Supplied entries:
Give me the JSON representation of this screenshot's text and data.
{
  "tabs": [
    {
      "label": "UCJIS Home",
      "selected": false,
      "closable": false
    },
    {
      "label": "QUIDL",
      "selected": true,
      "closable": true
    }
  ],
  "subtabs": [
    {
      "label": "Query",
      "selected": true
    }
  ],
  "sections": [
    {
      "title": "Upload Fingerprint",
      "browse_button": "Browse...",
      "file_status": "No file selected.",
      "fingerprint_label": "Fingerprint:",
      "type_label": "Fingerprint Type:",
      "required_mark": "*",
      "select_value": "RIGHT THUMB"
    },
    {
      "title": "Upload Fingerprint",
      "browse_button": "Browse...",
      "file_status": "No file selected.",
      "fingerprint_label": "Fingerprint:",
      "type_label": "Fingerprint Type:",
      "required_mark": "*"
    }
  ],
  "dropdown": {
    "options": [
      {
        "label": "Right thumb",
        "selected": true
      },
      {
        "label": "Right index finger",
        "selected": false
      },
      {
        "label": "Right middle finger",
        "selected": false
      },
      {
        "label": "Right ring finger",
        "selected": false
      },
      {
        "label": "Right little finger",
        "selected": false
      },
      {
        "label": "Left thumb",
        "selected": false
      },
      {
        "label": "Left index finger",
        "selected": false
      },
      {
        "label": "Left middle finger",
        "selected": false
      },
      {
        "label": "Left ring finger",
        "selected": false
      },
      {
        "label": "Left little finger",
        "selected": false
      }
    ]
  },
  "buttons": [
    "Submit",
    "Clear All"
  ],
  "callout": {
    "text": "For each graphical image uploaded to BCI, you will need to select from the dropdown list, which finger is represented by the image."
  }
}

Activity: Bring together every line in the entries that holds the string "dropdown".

Exercise result:
  "dropdown": {
    "text": "For each graphical image uploaded to BCI, you will need to select from the dropdown list, which finger is represented by the image."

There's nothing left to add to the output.